Opposition tests the quality of the foundation we have built in our lives with God’s word.  To draw an analogy, I’ll liken God’s word to rights written on paper that protect religious freedom.  Those rights are wonderful rights, perhaps even eloquently drafted.  But if the people who are supposed to enforce those rights lack character, the rights can be ineffective.  In a nation like ours, governed by “We the People”, the quality of our rights depends on the character of the people.  Likewise, God’s word is indeed powerful, but if we do not make it our foundation, it will not bear fruitful character in our lives.

One thing that stands out to me from the parable is that God holds us responsible for what we do with His word.  Those who produce a good crop are those with a “noble and good heart.”  What does it take to have a good and noble heart?  I believe the person with a good and noble heart is the person who humbly receives God’s word and, with child-like faith, commits to persevering as a disciple of Jesus.

One thing I have found beneficial in my walk with Christ is learning to meditate on God’s word.  Sometimes I’ll sit by my bed at night with Scriptures I have written out and spoken them over and over out loud to myself.  Through this practice, I’ve seen some positive changes in my character; I’ve seen fruit in my life.  In Luke’s version of the parable, Jesus said the plants withered away because they “lacked moisture” (v. 6).  For a seed to bear fruit, it needs to be watered.  Likewise, we need to discipline ourselves to give attention to God’s word, to water ourselves and our families with His word.  Through the power of God’s word, despite persecution and pressures, we can be victorious in every opposition and be fruitful in the Lord.

This post was written by a Center for Global Justice student staff member.  The views expressed in this post do not necessarily reflect those of Regent University, Regent Law School, or the Center for Global Justice.


What does it mean to protect life?
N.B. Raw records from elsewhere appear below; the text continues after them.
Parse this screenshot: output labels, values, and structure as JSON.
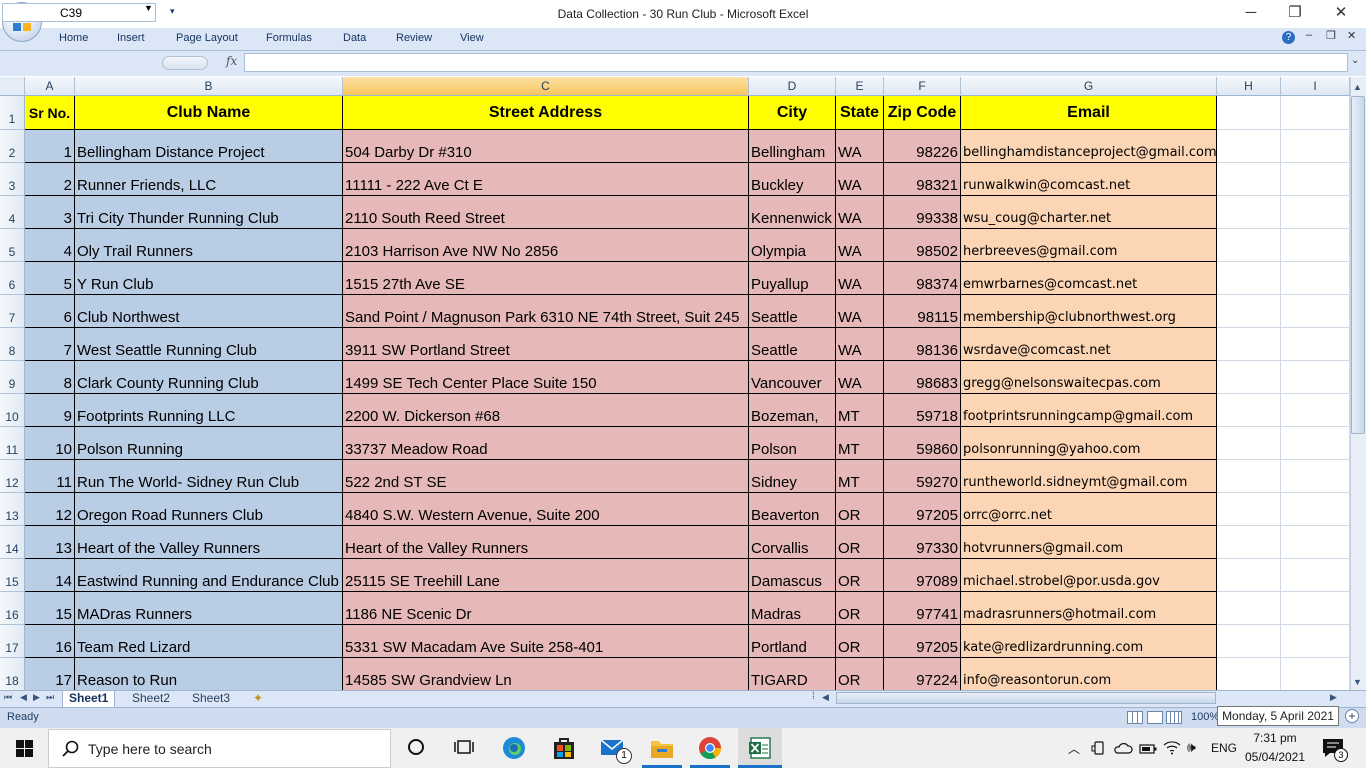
{
  "window": {
    "title": "Data Collection - 30 Run Club - Microsoft Excel",
    "minimize": "─",
    "restore": "❐",
    "close": "✕"
  },
  "ribbon": {
    "tabs": [
      "Home",
      "Insert",
      "Page Layout",
      "Formulas",
      "Data",
      "Review",
      "View"
    ]
  },
  "formula_bar": {
    "name_box": "C39",
    "fx_label": "fx",
    "formula": ""
  },
  "columns": [
    "A",
    "B",
    "C",
    "D",
    "E",
    "F",
    "G",
    "H",
    "I"
  ],
  "selected_column": "C",
  "headers": [
    "Sr No.",
    "Club Name",
    "Street Address",
    "City",
    "State",
    "Zip Code",
    "Email"
  ],
  "rows": [
    {
      "row": "2",
      "sr": "1",
      "club": "Bellingham Distance Project",
      "address": "504 Darby Dr #310",
      "city": "Bellingham",
      "state": "WA",
      "zip": "98226",
      "email": "bellinghamdistanceproject@gmail.com"
    },
    {
      "row": "3",
      "sr": "2",
      "club": "Runner Friends, LLC",
      "address": "11111 - 222 Ave Ct E",
      "city": "Buckley",
      "state": "WA",
      "zip": "98321",
      "email": "runwalkwin@comcast.net"
    },
    {
      "row": "4",
      "sr": "3",
      "club": "Tri City Thunder Running Club",
      "address": "2110 South Reed Street",
      "city": "Kennenwick",
      "state": "WA",
      "zip": "99338",
      "email": "wsu_coug@charter.net"
    },
    {
      "row": "5",
      "sr": "4",
      "club": "Oly Trail Runners",
      "address": "2103 Harrison Ave NW No 2856",
      "city": "Olympia",
      "state": "WA",
      "zip": "98502",
      "email": "herbreeves@gmail.com"
    },
    {
      "row": "6",
      "sr": "5",
      "club": "Y Run Club",
      "address": "1515 27th Ave SE",
      "city": "Puyallup",
      "state": "WA",
      "zip": "98374",
      "email": "emwrbarnes@comcast.net"
    },
    {
      "row": "7",
      "sr": "6",
      "club": "Club Northwest",
      "address": "Sand Point / Magnuson Park 6310 NE 74th Street, Suit 245",
      "city": "Seattle",
      "state": "WA",
      "zip": "98115",
      "email": "membership@clubnorthwest.org"
    },
    {
      "row": "8",
      "sr": "7",
      "club": "West Seattle Running Club",
      "address": "3911 SW Portland Street",
      "city": "Seattle",
      "state": "WA",
      "zip": "98136",
      "email": "wsrdave@comcast.net"
    },
    {
      "row": "9",
      "sr": "8",
      "club": "Clark County Running Club",
      "address": "1499 SE Tech Center Place Suite 150",
      "city": "Vancouver",
      "state": "WA",
      "zip": "98683",
      "email": "gregg@nelsonswaitecpas.com"
    },
    {
      "row": "10",
      "sr": "9",
      "club": "Footprints Running LLC",
      "address": "2200 W. Dickerson #68",
      "city": "Bozeman,",
      "state": "MT",
      "zip": "59718",
      "email": "footprintsrunningcamp@gmail.com"
    },
    {
      "row": "11",
      "sr": "10",
      "club": "Polson Running",
      "address": "33737 Meadow Road",
      "city": "Polson",
      "state": "MT",
      "zip": "59860",
      "email": "polsonrunning@yahoo.com"
    },
    {
      "row": "12",
      "sr": "11",
      "club": "Run The World- Sidney Run Club",
      "address": "522 2nd ST SE",
      "city": "Sidney",
      "state": "MT",
      "zip": "59270",
      "email": "runtheworld.sidneymt@gmail.com"
    },
    {
      "row": "13",
      "sr": "12",
      "club": "Oregon Road Runners Club",
      "address": "4840 S.W. Western Avenue, Suite 200",
      "city": "Beaverton",
      "state": "OR",
      "zip": "97205",
      "email": "orrc@orrc.net"
    },
    {
      "row": "14",
      "sr": "13",
      "club": "Heart of the Valley Runners",
      "address": "Heart of the Valley Runners",
      "city": "Corvallis",
      "state": "OR",
      "zip": "97330",
      "email": "hotvrunners@gmail.com"
    },
    {
      "row": "15",
      "sr": "14",
      "club": "Eastwind Running and Endurance Club",
      "address": "25115 SE Treehill Lane",
      "city": "Damascus",
      "state": "OR",
      "zip": "97089",
      "email": "michael.strobel@por.usda.gov"
    },
    {
      "row": "16",
      "sr": "15",
      "club": "MADras Runners",
      "address": "1186 NE Scenic Dr",
      "city": "Madras",
      "state": "OR",
      "zip": "97741",
      "email": "madrasrunners@hotmail.com"
    },
    {
      "row": "17",
      "sr": "16",
      "club": "Team Red Lizard",
      "address": "5331 SW Macadam Ave Suite 258-401",
      "city": "Portland",
      "state": "OR",
      "zip": "97205",
      "email": "kate@redlizardrunning.com"
    },
    {
      "row": "18",
      "sr": "17",
      "club": "Reason to Run",
      "address": "14585 SW Grandview Ln",
      "city": "TIGARD",
      "state": "OR",
      "zip": "97224",
      "email": "info@reasontorun.com"
    }
  ],
  "sheet_tabs": [
    "Sheet1",
    "Sheet2",
    "Sheet3"
  ],
  "active_sheet": "Sheet1",
  "status": {
    "ready": "Ready",
    "zoom": "100%",
    "tooltip": "Monday, 5 April 2021"
  },
  "taskbar": {
    "search_placeholder": "Type here to search",
    "lang": "ENG",
    "time": "7:31 pm",
    "date": "05/04/2021",
    "notification_count": "3",
    "mail_badge": "1"
  }
}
This blog post was written by CGJ Student Staff Member Moriah Schmidt

I am working on a project involving abortion, specifically looking at the structures Uganda has in place to protect the life of the unborn. Much of Africa has retained more of a faith-based ideology than the Western world, often choosing to keep abortion illegal because of a desire to protect life at all stages. Others do not agree with this policy and strive to change it.

One of the reasons that people argue for abortion is because of the high maternity mortality rate, alleging that providing abortion access will cut down on this death rate. However, there are some problems with this argument. First, the biggest need in developing countries in order to cut down on the maternity rate is probably better healthcare and better access to doctors and hospitals for those living in rural areas – not access to abortions. As Christians, to advocate for life and protect the unborn, we should do our best to develop these and show that we do care about the health of the mothers and the unborn, by fighting to protect them throughout the whole pregnancy.
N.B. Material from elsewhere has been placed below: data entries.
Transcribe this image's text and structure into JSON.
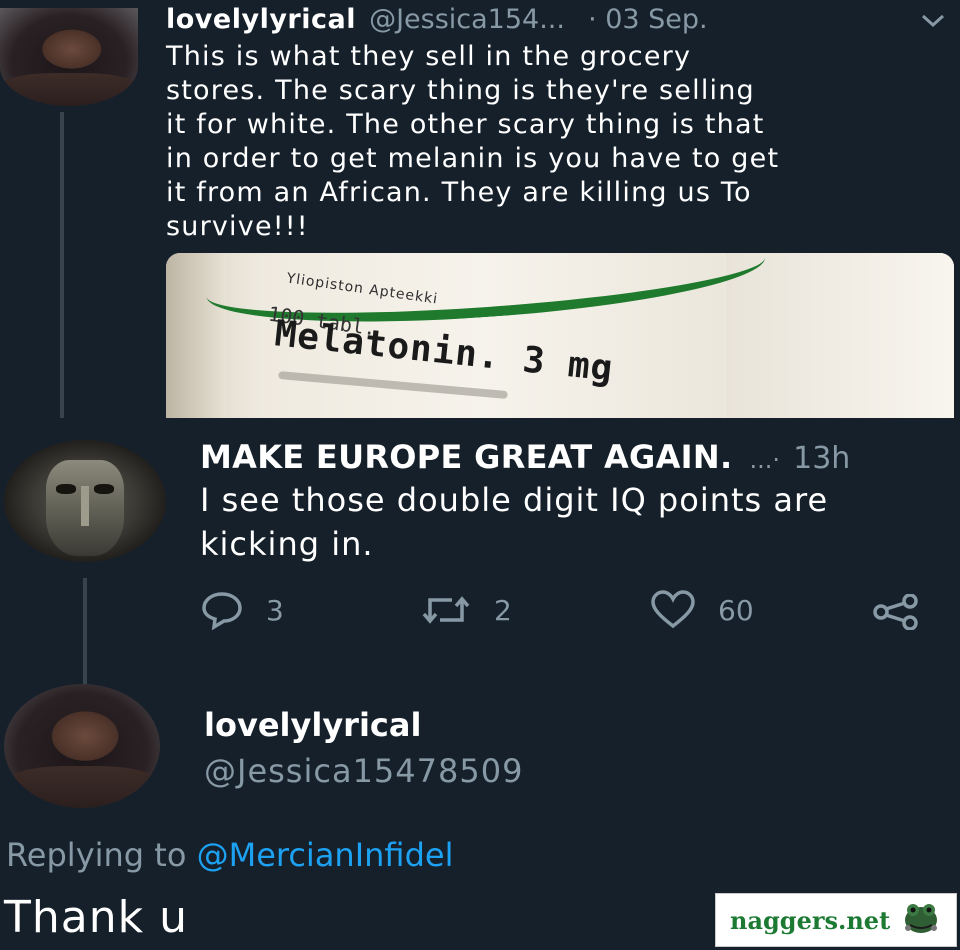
{
  "tweet1": {
    "display_name": "lovelylyrical",
    "handle": "@Jessica154...",
    "timestamp": "· 03 Sep.",
    "text_lines": [
      "This is what they sell in the grocery",
      "stores. The scary thing is they're selling",
      "it for white. The other scary thing is that",
      "in order to get melanin is you have to get",
      "it from an African. They are killing us To",
      "survive!!!"
    ],
    "media": {
      "label_top": "Yliopiston Apteekki",
      "label_qty": "100 tabl.",
      "label_main": "Melatonin. 3 mg"
    }
  },
  "tweet2": {
    "display_name": "MAKE EUROPE GREAT AGAIN.",
    "more": "...·",
    "timestamp": "13h",
    "text_lines": [
      "I see those double digit IQ points are",
      "kicking in."
    ],
    "actions": {
      "reply_count": "3",
      "retweet_count": "2",
      "like_count": "60"
    }
  },
  "tweet3": {
    "display_name": "lovelylyrical",
    "handle": "@Jessica15478509",
    "replying_prefix": "Replying to",
    "replying_to": "@MercianInfidel",
    "text": "Thank u"
  },
  "watermark": {
    "text": "naggers.net"
  },
  "colors": {
    "background": "#15202b",
    "muted": "#8899a6",
    "link": "#1da1f2",
    "watermark_green": "#1d7a33"
  }
}
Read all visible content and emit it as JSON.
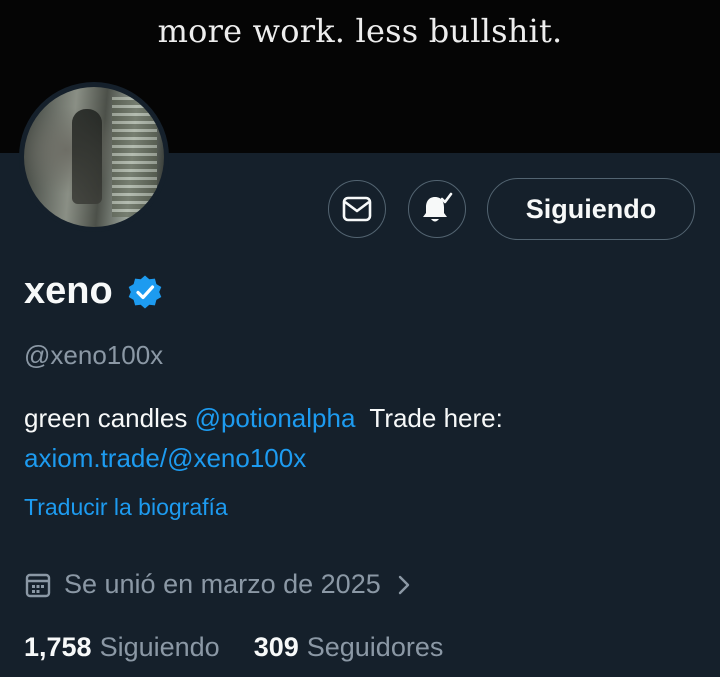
{
  "banner": {
    "text": "more work. less bullshit."
  },
  "actions": {
    "mail_icon": "envelope-icon",
    "bell_icon": "bell-check-icon",
    "follow_label": "Siguiendo"
  },
  "profile": {
    "name": "xeno",
    "verified_icon": "verified-badge-icon",
    "handle": "@xeno100x",
    "bio": {
      "text1": "green candles ",
      "mention": "@potionalpha",
      "text2": "  Trade here: ",
      "link": "axiom.trade/@xeno100x"
    },
    "translate": "Traducir la biografía",
    "joined": "Se unió en marzo de 2025"
  },
  "stats": {
    "following_count": "1,758",
    "following_label": "Siguiendo",
    "followers_count": "309",
    "followers_label": "Seguidores"
  },
  "colors": {
    "background": "#15202b",
    "accent": "#1d9bf0",
    "secondary_text": "#8b98a5",
    "border": "#536471"
  }
}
Second, abortion destroys lives. When much of Africa has decided that they want to protect their citizens, born or unborn, that decision should be respected. Legalizing abortions carries many risks; e.g., that people will de-value their children, that sex-selective abortions will rise, and that women will receive abortions without being aware of the risks.

I love being able to work on international law projects, embracing the cultural diversity of other countries. In my human trafficking class, often my cultural perspective is shattered and built up again. Some cultural practices are harmful, but not all are; for instance, some countries primarily get married by arranged marriages and that has been effective (in some countries, it seems arranged marriages are more resilient, with fewer divorces than the United States).
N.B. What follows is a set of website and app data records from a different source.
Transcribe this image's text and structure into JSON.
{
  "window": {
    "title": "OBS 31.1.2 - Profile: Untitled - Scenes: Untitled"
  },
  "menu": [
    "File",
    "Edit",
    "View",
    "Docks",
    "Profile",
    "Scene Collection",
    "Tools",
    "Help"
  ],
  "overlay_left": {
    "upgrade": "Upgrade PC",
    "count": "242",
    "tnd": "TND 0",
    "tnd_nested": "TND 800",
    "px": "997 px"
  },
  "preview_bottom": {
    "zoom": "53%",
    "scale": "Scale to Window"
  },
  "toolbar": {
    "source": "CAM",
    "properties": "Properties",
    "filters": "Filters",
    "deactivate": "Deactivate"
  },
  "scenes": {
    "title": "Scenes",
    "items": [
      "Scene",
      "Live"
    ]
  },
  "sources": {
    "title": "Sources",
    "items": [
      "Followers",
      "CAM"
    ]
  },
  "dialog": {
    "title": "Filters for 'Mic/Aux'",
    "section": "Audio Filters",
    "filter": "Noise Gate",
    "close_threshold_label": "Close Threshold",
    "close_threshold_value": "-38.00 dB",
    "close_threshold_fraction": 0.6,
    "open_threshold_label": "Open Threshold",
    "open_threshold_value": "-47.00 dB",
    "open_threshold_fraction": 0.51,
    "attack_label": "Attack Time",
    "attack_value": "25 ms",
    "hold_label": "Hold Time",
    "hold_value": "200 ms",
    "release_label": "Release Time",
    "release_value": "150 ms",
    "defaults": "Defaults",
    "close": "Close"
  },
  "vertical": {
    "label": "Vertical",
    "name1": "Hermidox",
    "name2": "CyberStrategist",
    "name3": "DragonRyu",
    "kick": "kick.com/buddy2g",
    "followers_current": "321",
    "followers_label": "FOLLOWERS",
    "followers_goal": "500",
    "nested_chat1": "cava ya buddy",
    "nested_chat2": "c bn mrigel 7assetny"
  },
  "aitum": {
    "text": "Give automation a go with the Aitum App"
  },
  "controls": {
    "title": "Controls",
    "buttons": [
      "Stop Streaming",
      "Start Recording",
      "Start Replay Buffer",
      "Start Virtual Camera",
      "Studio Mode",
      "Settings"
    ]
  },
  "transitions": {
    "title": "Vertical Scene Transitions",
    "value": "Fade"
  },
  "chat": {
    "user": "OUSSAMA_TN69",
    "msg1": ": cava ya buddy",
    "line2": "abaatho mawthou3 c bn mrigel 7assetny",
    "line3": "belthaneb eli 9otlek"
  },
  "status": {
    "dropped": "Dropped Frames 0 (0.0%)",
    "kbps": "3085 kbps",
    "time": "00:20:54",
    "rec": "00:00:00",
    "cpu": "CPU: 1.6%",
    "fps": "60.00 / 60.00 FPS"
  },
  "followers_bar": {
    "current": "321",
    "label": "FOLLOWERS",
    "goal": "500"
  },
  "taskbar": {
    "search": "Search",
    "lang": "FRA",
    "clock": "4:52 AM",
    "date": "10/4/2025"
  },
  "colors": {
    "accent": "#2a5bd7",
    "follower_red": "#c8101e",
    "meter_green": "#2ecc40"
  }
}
Uganda has protections for human life in their Constitution, and that decision should not be attacked. Other ways of protecting mothers and the unborn should be used and encouraged, because abortion does not simply end the risk of a woman dying in childbirth – it ends a life.

This post was written by a Center for Global Justice student staff member.  The views expressed in this post do not necessarily reflect those of Regent University, Regent Law School, or the Center for Global Justice.